WORTHINGTON -- The attorney for plaintiffs Jesus Leon and Antonio Duenas Pena filed documents Tuesday opposing a summary judgment in the civil suit against the City of Worthington and several of its employees, including a police officer.

A summary judgment occurs when a court makes a determination, or judgment, without a full trial.

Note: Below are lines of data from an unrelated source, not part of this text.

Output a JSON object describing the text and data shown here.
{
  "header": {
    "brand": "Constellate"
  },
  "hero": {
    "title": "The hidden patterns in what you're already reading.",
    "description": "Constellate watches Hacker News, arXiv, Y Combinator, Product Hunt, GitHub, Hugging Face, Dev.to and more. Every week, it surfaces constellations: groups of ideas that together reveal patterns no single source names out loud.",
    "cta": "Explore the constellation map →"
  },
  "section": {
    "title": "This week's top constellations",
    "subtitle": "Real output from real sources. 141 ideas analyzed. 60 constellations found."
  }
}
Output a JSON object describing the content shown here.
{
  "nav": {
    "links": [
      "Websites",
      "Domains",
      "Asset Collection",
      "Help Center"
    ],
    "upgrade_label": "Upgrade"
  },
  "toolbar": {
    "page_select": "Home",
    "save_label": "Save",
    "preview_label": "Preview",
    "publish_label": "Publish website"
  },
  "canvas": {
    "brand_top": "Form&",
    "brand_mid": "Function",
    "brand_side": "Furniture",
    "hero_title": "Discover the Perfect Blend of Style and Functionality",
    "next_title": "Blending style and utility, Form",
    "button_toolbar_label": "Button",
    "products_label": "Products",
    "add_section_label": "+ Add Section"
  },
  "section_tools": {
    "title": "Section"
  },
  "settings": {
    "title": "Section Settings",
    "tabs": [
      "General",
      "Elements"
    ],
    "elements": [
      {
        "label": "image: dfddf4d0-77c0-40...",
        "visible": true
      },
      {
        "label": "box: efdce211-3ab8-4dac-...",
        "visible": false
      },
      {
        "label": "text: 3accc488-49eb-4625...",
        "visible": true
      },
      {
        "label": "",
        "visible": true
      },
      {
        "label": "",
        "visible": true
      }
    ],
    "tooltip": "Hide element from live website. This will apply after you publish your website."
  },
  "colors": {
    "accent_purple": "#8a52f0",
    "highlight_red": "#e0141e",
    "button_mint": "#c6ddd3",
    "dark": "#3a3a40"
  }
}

Such a judgment may be issued as to the merits of an entire case or of specific issues in that case.

The defendants -- the city, Worthington Police Sgt. Tim Gaul, Worthington Building Official Armand Eshleman and Worthington Manager of Planning and Economic Development Brad Chapulis -- had a motion filed on their behalf in March for a summary judgment, which essentially would allow a judge to dismiss the charges if he or she so chose after the attorneys had the opportunity to argue their case for or against the judgment.

The documents filed on behalf of Leon and Pena by attorney Manuel Guerrero are in opposition of the summary judgment motion and state the defendants are not entitled to summary judgment based on a failure to state a claim or a lack of material issue of fact.

The four causes of action against the defendants include a claim against Gaul for alleged excessive use of force against Leon, a substantive due process claim against Worthington for its officials' alleged actions that forced the plaintiffs out of business, a claim of alleged negligence against the three men and a claim of alleged retaliation.

An affidavit of Leon states he remembers three or four warnings for loud noise before January 2007, whereas a synopsis of calls prepared by Worthington Public Safety Director Mike Cumiskey documents 12 warnings.

Leon claims Gaul slammed him against a door frame on the night of March 16, 2007, while he was in handcuffs -- "a violent thrust" that caused a left shoulder dislocation. The exhibit filed to support this claim, partial medical records of Leon, show no concrete proof there was a separation. It is simply documented that Leon told health care providers he was injured in an altercation with police. The medical records from the day of the incident state everything is normal, other than Leon's stated tenderness.

The claims against the other city employees are supported by depositions from Leon and Pena, but the depositions of Chapulis and Eshleman deny the claims. With no witnesses to the conversations other than the plaintiffs and defendants, it will come down to one person's word against another's.

A witness list of 21 people was filed by the plaintiffs, and in his deposition, Leon states all but one of those people were in the club the night of the alleged altercation between Leon and Gaul. The affidavit of another police officer was filed by the defendants to support Gaul's claims he never pushed Leon into a wall or made derogatory comments.

The hearing for the summary judgment motion will take place at 2:30 p.m. May 29 in the U.S. Courthouse in Minneapolis. Instead of rendering a decision from the bench, the judge will file his decision on the motion sometime afterward.